= GIVEN DATA =

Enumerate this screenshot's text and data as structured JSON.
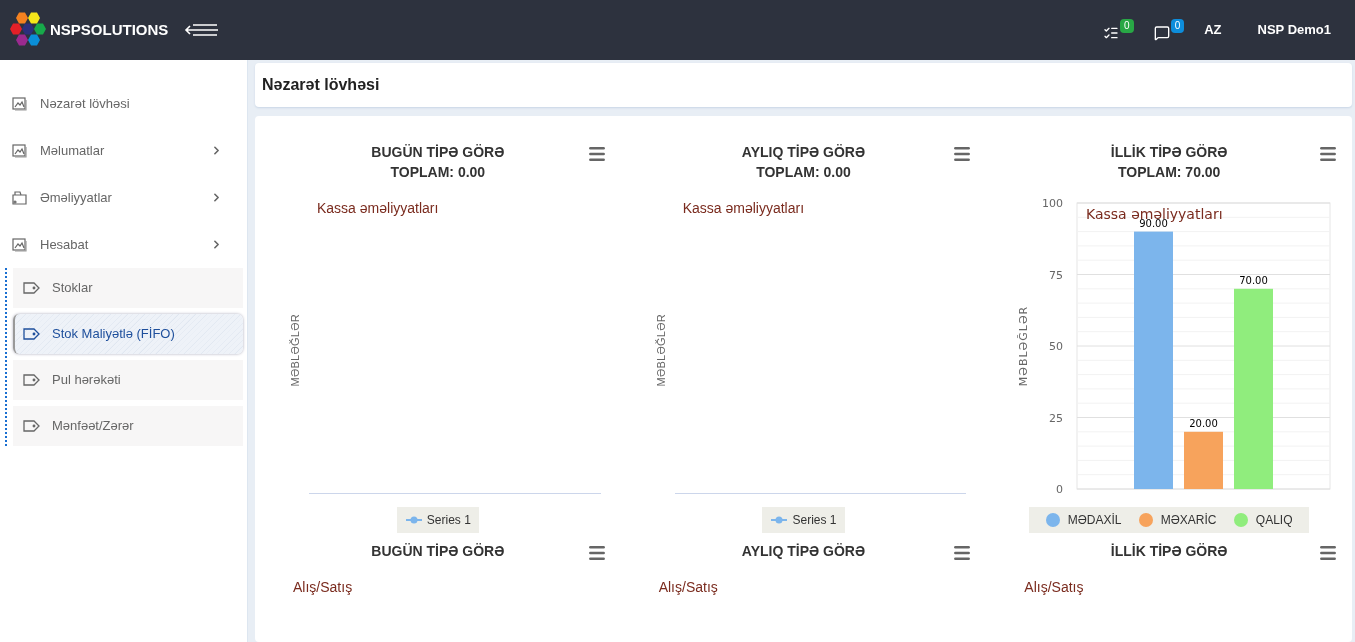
{
  "header": {
    "brand": "NSPSOLUTIONS",
    "notifications": [
      {
        "kind": "tasks",
        "count": "0",
        "color": "#28a745"
      },
      {
        "kind": "messages",
        "count": "0",
        "color": "#0d8ddb"
      }
    ],
    "language": "AZ",
    "user": "NSP Demo1"
  },
  "sidebar": {
    "items": [
      {
        "label": "Nəzarət lövhəsi",
        "kind": "chart",
        "expandable": false
      },
      {
        "label": "Məlumatlar",
        "kind": "chart",
        "expandable": true
      },
      {
        "label": "Əməliyyatlar",
        "kind": "folder",
        "expandable": true
      },
      {
        "label": "Hesabat",
        "kind": "chart",
        "expandable": true,
        "children": [
          {
            "label": "Stoklar",
            "selected": false
          },
          {
            "label": "Stok Maliyətlə (FİFO)",
            "selected": true
          },
          {
            "label": "Pul hərəkəti",
            "selected": false
          },
          {
            "label": "Mənfəət/Zərər",
            "selected": false
          }
        ]
      }
    ]
  },
  "page_title": "Nəzarət lövhəsi",
  "charts": [
    {
      "kind": "empty",
      "title": "BUGÜN TİPƏ GÖRƏ",
      "total": "TOPLAM: 0.00",
      "subtitle": "Kassa əməliyyatları",
      "ylabel": "MƏBLƏĞLƏR",
      "legend": "Series 1"
    },
    {
      "kind": "empty",
      "title": "AYLIQ TİPƏ GÖRƏ",
      "total": "TOPLAM: 0.00",
      "subtitle": "Kassa əməliyyatları",
      "ylabel": "MƏBLƏĞLƏR",
      "legend": "Series 1"
    },
    {
      "kind": "bar",
      "title": "İLLİK TİPƏ GÖRƏ",
      "total": "TOPLAM: 70.00",
      "chart_data": {
        "type": "bar",
        "title": "Kassa əməliyyatları",
        "ylabel": "MƏBLƏĞLƏR",
        "ylim": [
          0,
          100
        ],
        "grid": true,
        "yticks": [
          0,
          25,
          50,
          75,
          100
        ],
        "value_labels": [
          "90.00",
          "20.00",
          "70.00"
        ],
        "series": [
          {
            "name": "MƏDAXİL",
            "color": "#7cb5ec",
            "values": [
              90
            ]
          },
          {
            "name": "MƏXARİC",
            "color": "#f7a35c",
            "values": [
              20
            ]
          },
          {
            "name": "QALIQ",
            "color": "#90ed7d",
            "values": [
              70
            ]
          }
        ]
      }
    },
    {
      "kind": "cut",
      "title": "BUGÜN TİPƏ GÖRƏ",
      "subtitle": "Alış/Satış"
    },
    {
      "kind": "cut",
      "title": "AYLIQ TİPƏ GÖRƏ",
      "subtitle": "Alış/Satış"
    },
    {
      "kind": "cut",
      "title": "İLLİK TİPƏ GÖRƏ",
      "subtitle": "Alış/Satış"
    }
  ]
}
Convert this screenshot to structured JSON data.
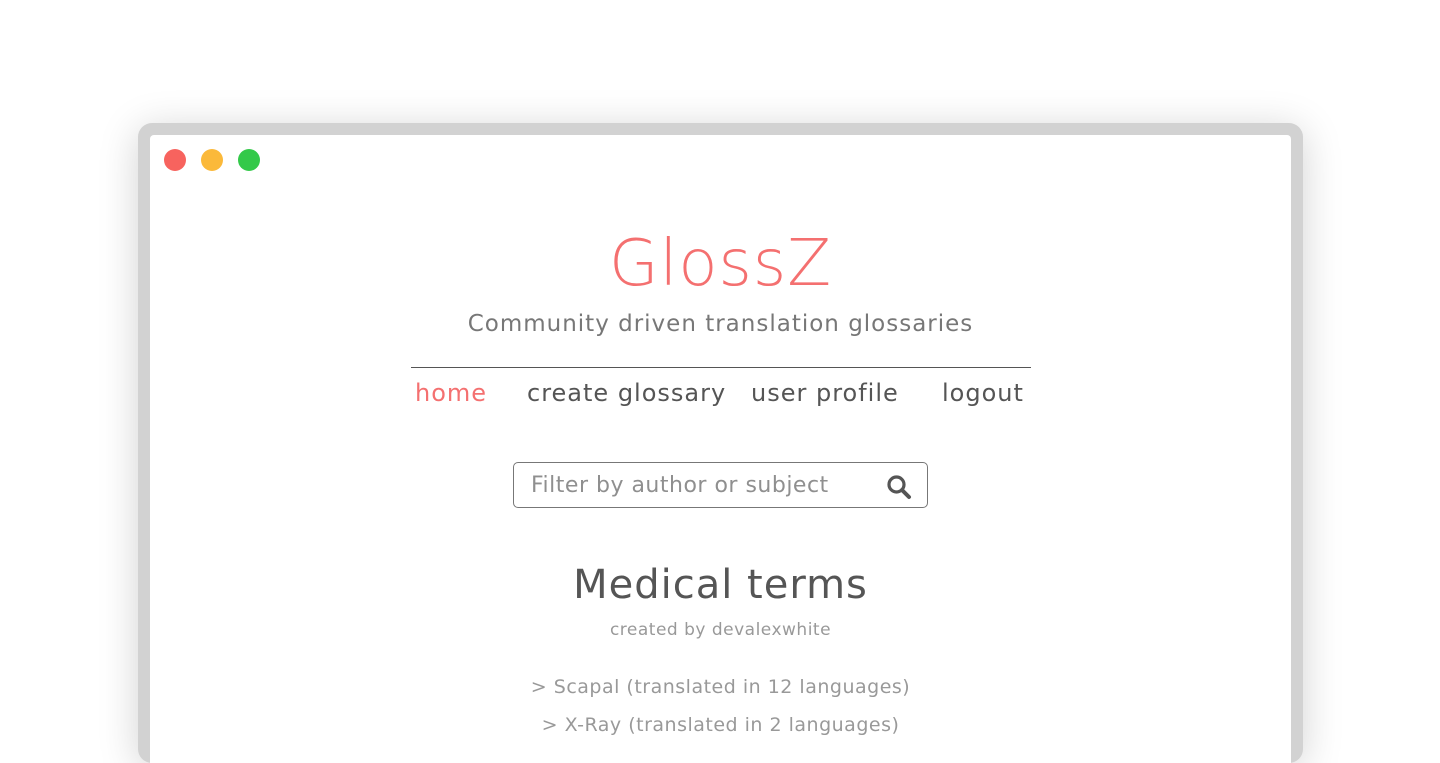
{
  "app": {
    "title": "GlossZ",
    "tagline": "Community driven translation glossaries"
  },
  "nav": {
    "items": [
      {
        "label": "home",
        "active": true
      },
      {
        "label": "create glossary",
        "active": false
      },
      {
        "label": "user profile",
        "active": false
      },
      {
        "label": "logout",
        "active": false
      }
    ]
  },
  "search": {
    "placeholder": "Filter by author or subject",
    "value": "",
    "icon": "search-icon"
  },
  "glossary": {
    "title": "Medical terms",
    "author_line": "created by devalexwhite",
    "terms": [
      {
        "label": "> Scapal (translated in 12 languages)"
      },
      {
        "label": "> X-Ray (translated in 2 languages)"
      }
    ]
  },
  "colors": {
    "accent": "#f47070",
    "text": "#555555",
    "muted": "#999999",
    "window_close": "#f7635e",
    "window_minimize": "#fbb93a",
    "window_maximize": "#33c949"
  }
}
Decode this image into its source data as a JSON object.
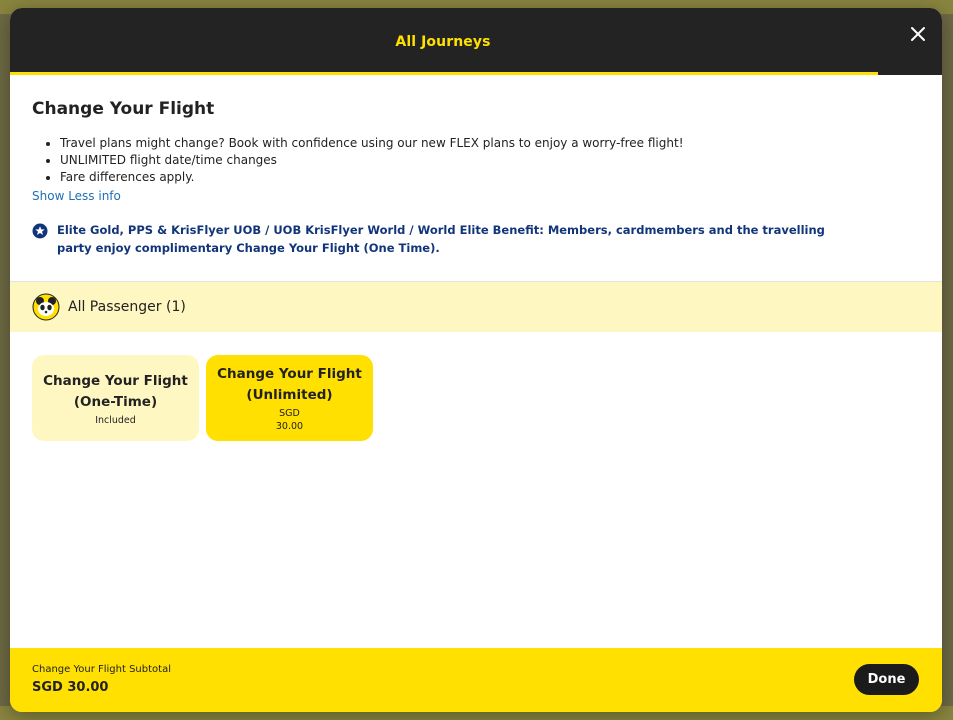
{
  "modal": {
    "title": "All Journeys",
    "close_icon": "close-icon"
  },
  "change_flight": {
    "heading": "Change Your Flight",
    "bullets": [
      "Travel plans might change? Book with confidence using our new FLEX plans to enjoy a worry-free flight!",
      "UNLIMITED flight date/time changes",
      "Fare differences apply."
    ],
    "show_less_label": "Show Less info",
    "benefit_icon": "star-badge-icon",
    "benefit_text": "Elite Gold, PPS & KrisFlyer UOB / UOB KrisFlyer World / World Elite Benefit: Members, cardmembers and the travelling party enjoy complimentary Change Your Flight (One Time)."
  },
  "passenger": {
    "icon": "passenger-mascot-icon",
    "label": "All Passenger (1)"
  },
  "options": [
    {
      "title_line1": "Change Your Flight",
      "title_line2": "(One-Time)",
      "subtitle": "Included",
      "amount": ""
    },
    {
      "title_line1": "Change Your Flight",
      "title_line2": "(Unlimited)",
      "subtitle": "SGD",
      "amount": "30.00"
    }
  ],
  "footer": {
    "subtotal_label": "Change Your Flight Subtotal",
    "subtotal_value": "SGD 30.00",
    "done_label": "Done"
  },
  "colors": {
    "brand_yellow": "#ffe000",
    "header_dark": "#232323",
    "light_yellow": "#fff7c2",
    "link_blue": "#1f6fb5",
    "benefit_navy": "#12357a"
  }
}
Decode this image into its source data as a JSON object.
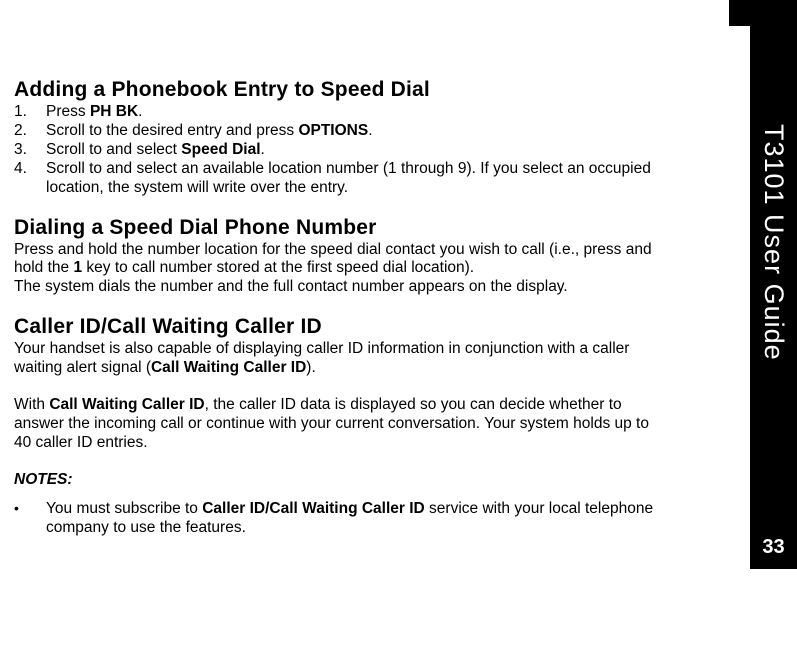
{
  "sidebar": {
    "title": "T3101 User Guide",
    "page_number": "33"
  },
  "sections": {
    "adding": {
      "heading": "Adding a Phonebook Entry to Speed Dial",
      "steps": [
        {
          "num": "1.",
          "pre": "Press ",
          "bold1": "PH BK",
          "post": "."
        },
        {
          "num": "2.",
          "pre": "Scroll to the desired entry and press ",
          "bold1": "OPTIONS",
          "post": "."
        },
        {
          "num": "3.",
          "pre": "Scroll to and select ",
          "bold1": "Speed Dial",
          "post": "."
        },
        {
          "num": "4.",
          "pre": "Scroll to and select an available location number (1 through 9). If you select an occupied location, the system will write over the entry.",
          "bold1": "",
          "post": ""
        }
      ]
    },
    "dialing": {
      "heading": "Dialing a Speed Dial Phone Number",
      "para1_pre": "Press and hold the number location for the speed dial contact you wish to call (i.e., press and hold the ",
      "para1_bold": "1",
      "para1_post": " key to call number stored at the first speed dial location).",
      "para2": "The system dials the number and the full contact number appears on the display."
    },
    "callerid": {
      "heading": "Caller ID/Call Waiting Caller ID",
      "para1_pre": "Your handset is also capable of displaying caller ID information in conjunction with a caller waiting alert signal (",
      "para1_bold": "Call Waiting Caller ID",
      "para1_post": ").",
      "para2_pre": "With ",
      "para2_bold": "Call Waiting Caller ID",
      "para2_post": ", the caller ID data is displayed so you can decide whether to answer the incoming call or continue with your current conversation. Your system holds up to 40 caller ID entries.",
      "notes_label": "NOTES:",
      "note1_pre": "You must subscribe to ",
      "note1_bold": "Caller ID/Call Waiting Caller ID",
      "note1_post": " service with your local telephone company to use the features."
    }
  }
}
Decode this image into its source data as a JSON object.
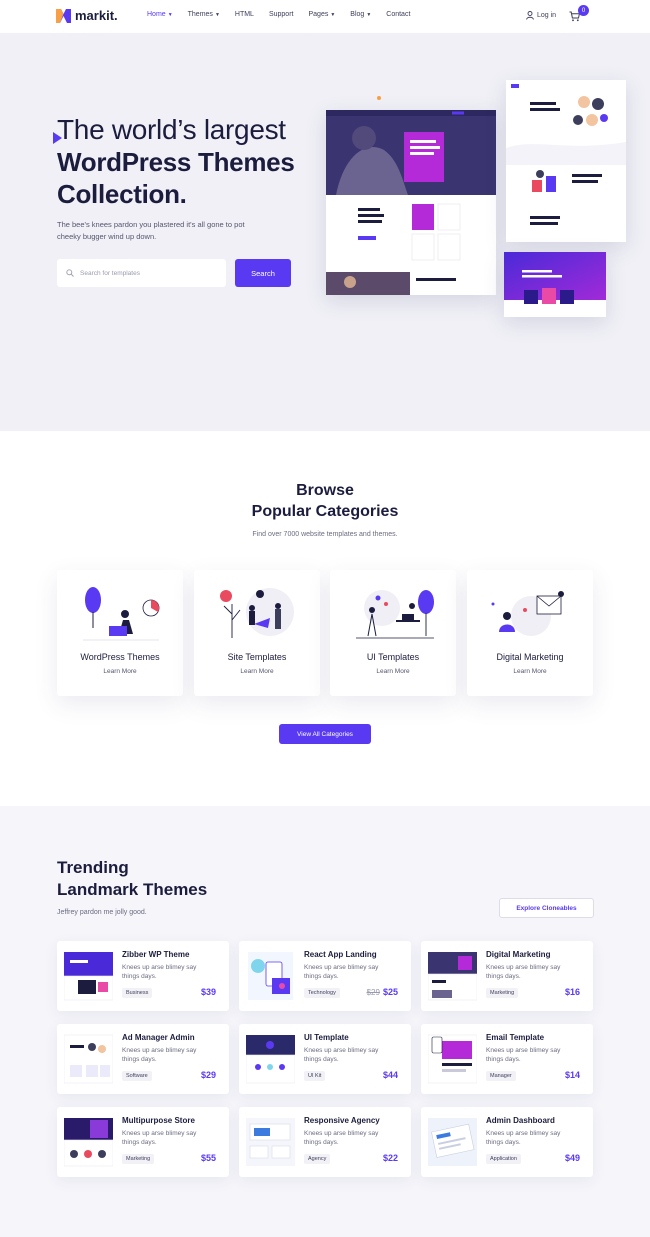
{
  "nav": {
    "brand": "markit.",
    "items": [
      {
        "label": "Home",
        "dropdown": true,
        "active": true
      },
      {
        "label": "Themes",
        "dropdown": true,
        "active": false
      },
      {
        "label": "HTML",
        "dropdown": false,
        "active": false
      },
      {
        "label": "Support",
        "dropdown": false,
        "active": false
      },
      {
        "label": "Pages",
        "dropdown": true,
        "active": false
      },
      {
        "label": "Blog",
        "dropdown": true,
        "active": false
      },
      {
        "label": "Contact",
        "dropdown": false,
        "active": false
      }
    ],
    "login_label": "Log in",
    "cart_count": "0"
  },
  "hero": {
    "title_line1": "The world’s largest",
    "title_line2": "WordPress Themes",
    "title_line3": "Collection.",
    "subtitle": "The bee's knees pardon you plastered it's all gone to pot cheeky bugger wind up down.",
    "search_placeholder": "Search for templates",
    "search_button": "Search"
  },
  "categories": {
    "title_line1": "Browse",
    "title_line2": "Popular Categories",
    "subtitle": "Find over 7000 website templates and themes.",
    "items": [
      {
        "name": "WordPress Themes",
        "link": "Learn More"
      },
      {
        "name": "Site Templates",
        "link": "Learn More"
      },
      {
        "name": "UI Templates",
        "link": "Learn More"
      },
      {
        "name": "Digital Marketing",
        "link": "Learn More"
      }
    ],
    "view_all": "View All Categories"
  },
  "trending": {
    "title_line1": "Trending",
    "title_line2": "Landmark Themes",
    "subtitle": "Jeffrey pardon me jolly good.",
    "explore": "Explore Cloneables",
    "products": [
      {
        "name": "Zibber WP Theme",
        "desc": "Knees up arse blimey say things days.",
        "tag": "Business",
        "price": "$39",
        "old_price": ""
      },
      {
        "name": "React App Landing",
        "desc": "Knees up arse blimey say things days.",
        "tag": "Technology",
        "price": "$25",
        "old_price": "$29"
      },
      {
        "name": "Digital Marketing",
        "desc": "Knees up arse blimey say things days.",
        "tag": "Marketing",
        "price": "$16",
        "old_price": ""
      },
      {
        "name": "Ad Manager Admin",
        "desc": "Knees up arse blimey say things days.",
        "tag": "Software",
        "price": "$29",
        "old_price": ""
      },
      {
        "name": "UI Template",
        "desc": "Knees up arse blimey say things days.",
        "tag": "UI Kit",
        "price": "$44",
        "old_price": ""
      },
      {
        "name": "Email Template",
        "desc": "Knees up arse blimey say things days.",
        "tag": "Manager",
        "price": "$14",
        "old_price": ""
      },
      {
        "name": "Multipurpose Store",
        "desc": "Knees up arse blimey say things days.",
        "tag": "Marketing",
        "price": "$55",
        "old_price": ""
      },
      {
        "name": "Responsive Agency",
        "desc": "Knees up arse blimey say things days.",
        "tag": "Agency",
        "price": "$22",
        "old_price": ""
      },
      {
        "name": "Admin Dashboard",
        "desc": "Knees up arse blimey say things days.",
        "tag": "Application",
        "price": "$49",
        "old_price": ""
      }
    ]
  },
  "colors": {
    "accent": "#5a39f2",
    "dark": "#1c1d3e",
    "hero_bg": "#f0f0f6"
  }
}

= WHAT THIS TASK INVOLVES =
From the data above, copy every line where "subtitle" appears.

= WRITTEN ANSWER =
      "subtitle": "Kassa əməliyyatları",
      "subtitle": "Kassa əməliyyatları",
      "subtitle": "Alış/Satış"
      "subtitle": "Alış/Satış"
      "subtitle": "Alış/Satış"
      "subtitle": "Included",
      "subtitle": "SGD",
    "subtitle": "The bee's knees pardon you plastered it's all gone to pot cheeky bugger wind up down.",
    "subtitle": "Find over 7000 website templates and themes.",
    "subtitle": "Jeffrey pardon me jolly good.",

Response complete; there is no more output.